The development of renewable energy will slow down over the next five years unless policy uncertainty is diminished, the International Energy Agency, IEA, said in its latest third annual Medium-Term Renewable Energy Market Report.
This gives credence to what the National Power Training Institute of Nigeria, NAPTIN, Director-General, Mr. Reuben Okeke recently said that renewable energy will not give the quantum megawatts needed to effectively grow the Nigerian economy.
Okeke had said that western countries are looking for markets for their products, which necessitated their aggressive campaign for renewable energy.
“We have a target of getting 40,000 megawatts by 2020. Out of that, 1,000 MW according to the road map will come from renewable energy. It is all strange to get 100 percent from renewable compared with conventional energy. Our economy cannot grow until we have these megawatts in quantum.

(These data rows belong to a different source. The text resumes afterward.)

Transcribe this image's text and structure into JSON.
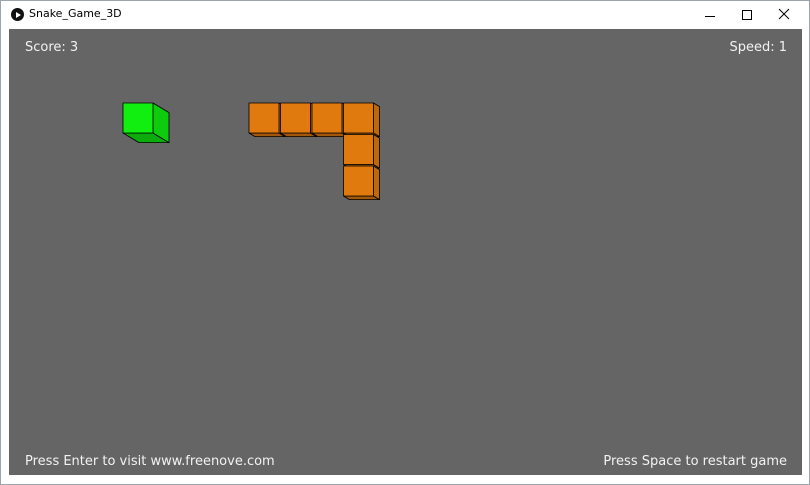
{
  "window": {
    "title": "Snake_Game_3D",
    "icon": "play-circle-icon"
  },
  "hud": {
    "score_text": "Score: 3",
    "speed_text": "Speed: 1",
    "enter_hint": "Press Enter to visit www.freenove.com",
    "space_hint": "Press Space to restart game"
  },
  "colors": {
    "background": "#656565",
    "snake": "#e07a0e",
    "food": "#10ef10"
  },
  "game": {
    "score": 3,
    "speed": 1,
    "food": {
      "col": 0,
      "row": 0
    },
    "snake": [
      {
        "col": 4,
        "row": 0
      },
      {
        "col": 5,
        "row": 0
      },
      {
        "col": 6,
        "row": 0
      },
      {
        "col": 7,
        "row": 0
      },
      {
        "col": 7,
        "row": 1
      },
      {
        "col": 7,
        "row": 2
      }
    ]
  }
}
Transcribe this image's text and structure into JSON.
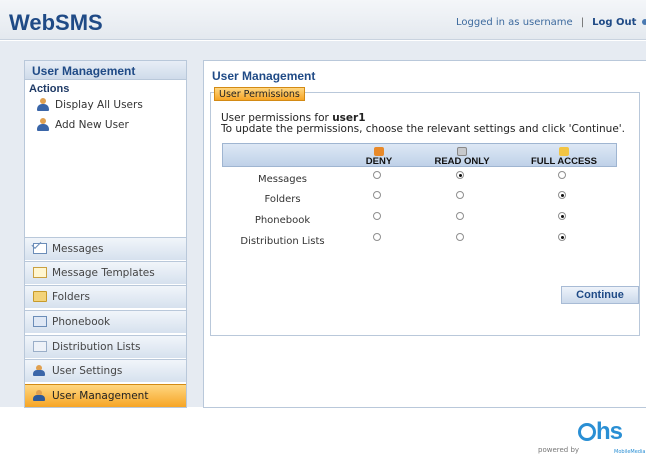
{
  "app": {
    "title": "WebSMS"
  },
  "header": {
    "logged_in_text": "Logged in as username",
    "separator": "|",
    "logout_label": "Log Out"
  },
  "sidebar": {
    "title": "User Management",
    "actions_title": "Actions",
    "actions": [
      {
        "label": "Display All Users",
        "icon": "user-icon"
      },
      {
        "label": "Add New User",
        "icon": "user-icon"
      }
    ],
    "nav": [
      {
        "label": "Messages",
        "icon": "mail-icon"
      },
      {
        "label": "Message Templates",
        "icon": "template-icon"
      },
      {
        "label": "Folders",
        "icon": "folder-icon"
      },
      {
        "label": "Phonebook",
        "icon": "phonebook-icon"
      },
      {
        "label": "Distribution Lists",
        "icon": "list-icon"
      },
      {
        "label": "User Settings",
        "icon": "user-settings-icon"
      },
      {
        "label": "User Management",
        "icon": "user-management-icon",
        "active": true
      }
    ]
  },
  "main": {
    "title": "User Management",
    "legend": "User Permissions",
    "intro_prefix": "User permissions for",
    "username": "user1",
    "intro_line2": "To update the permissions, choose the relevant settings and click 'Continue'.",
    "columns": [
      "DENY",
      "READ ONLY",
      "FULL ACCESS"
    ],
    "rows": [
      {
        "name": "Messages",
        "selected": "READ ONLY"
      },
      {
        "name": "Folders",
        "selected": "FULL ACCESS"
      },
      {
        "name": "Phonebook",
        "selected": "FULL ACCESS"
      },
      {
        "name": "Distribution Lists",
        "selected": "FULL ACCESS"
      }
    ],
    "continue_label": "Continue"
  },
  "footer": {
    "powered_by": "powered by",
    "brand": "hs",
    "brand_sub": "MobileMedia"
  },
  "colors": {
    "brand": "#1f4a86",
    "accent": "#f6a526",
    "panel_border": "#b9c8da",
    "logo_blue": "#2a8fd4"
  }
}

Renewable energy cannot give it to us,” he said.
According to the IEA Report, power generation from renewable sources such as wind, solar and hydro grew strongly in 2013, reaching almost 22 percent of global generation, and was at par with electricity from gas, whose generation remained relatively stable. Global renewable generation may rise by 45 percent and make up nearly 26 percent of global electricity generation by 2020. Yet annual growth in new renewable power is seen slowing and stabilising after 2014, putting renewables at risk of falling short of the absolute generation levels needed to meet global climate change objectives.
It also said that the Non-Organisation for Economic Cooperation and Development, OECD markets, spurred by diversification needs in many countries and increasing air quality concerns in China, in particular, comprise almost 70 percent of the growth.
Renewables are seen as the largest new source of non-OECD generation through 2020. Yet they meet only 35 percent of fast-growing electricity needs there, illustrating the still-large role of fossil fuels and the potential for further renewable growth. Renewables account for 80 percent of new power generation in the OECD, but with more limited upside due to sluggish demand and growing policy risks in key markets.
“Renewables are a necessary part of energy security. However, just when they are becoming a cost-competitive option in an increasing number of cases, policy and regulatory uncertainty is rising in some key markets. This stems from concerns about the costs of deploying renewables,” said IEA Executive Director, Maria van der Hoeven.
“Governments must distinguish more clearly between the past, present and future, as costs are falling over time,” she added. “Many renewables no longer need high incentive levels. Rather, given their capital-intensive nature, renewables require a market context that assures a reasonable and predictable return for investors. This calls for a serious reflection on market design needed to achieve a more sustainable world energy mix.”
The report noted that policy and market risks threaten to slow deployment momentum. For example, in many non-OECD markets including China, constraints include non-economic barriers, an absence of needed grid integration measures, and the cost and availability of financing. In the European Union, EU, uncertainties remain over the precise nature of the post-2020 renewable policy framework and the build-out of a pan-European grid to facilitate the integration of variable renewables.
For the first time, the annual report provides a renewable power investment outlook. Through 2020, investment in new renewable power capacity is seen averaging over $230 billion annually. That is lower than the around $250 billion invested in 2013.
The decline is due to expectations that both unit investment costs for some technologies will fall and that global capacity growth will slow. With decreasing costs, competitive opportunities are expanding for some renewables under some country-specific conditions and policy frameworks.
For example, in Brazil, with good resources and financing conditions, onshore wind has continued to outbid new-build natural gas plants in auctions. In northern Chile, high wholesale electricity prices and high irradiation levels have opened a new unsubsidised solar market.
According to the report, the roles of biofuels for transport and renewable heat are also increasing, though at slower rates than renewable electricity. Uncertainty over policy support for biofuels is rising in the EU and the United States, slowing expectations for production growth and threatening the development of the advanced biofuels industry at a time when the first commercial plants are just coming online.
The annual report highlighted the potential energy security implications of energy use for heat, which accounts for more than half of world final energy consumption and is dominated by fossil fuels. It stated that the contribution of renewables to meet heating and cooling needs remains underdeveloped, with more limited policy frameworks compared with the electricity and transport sectors.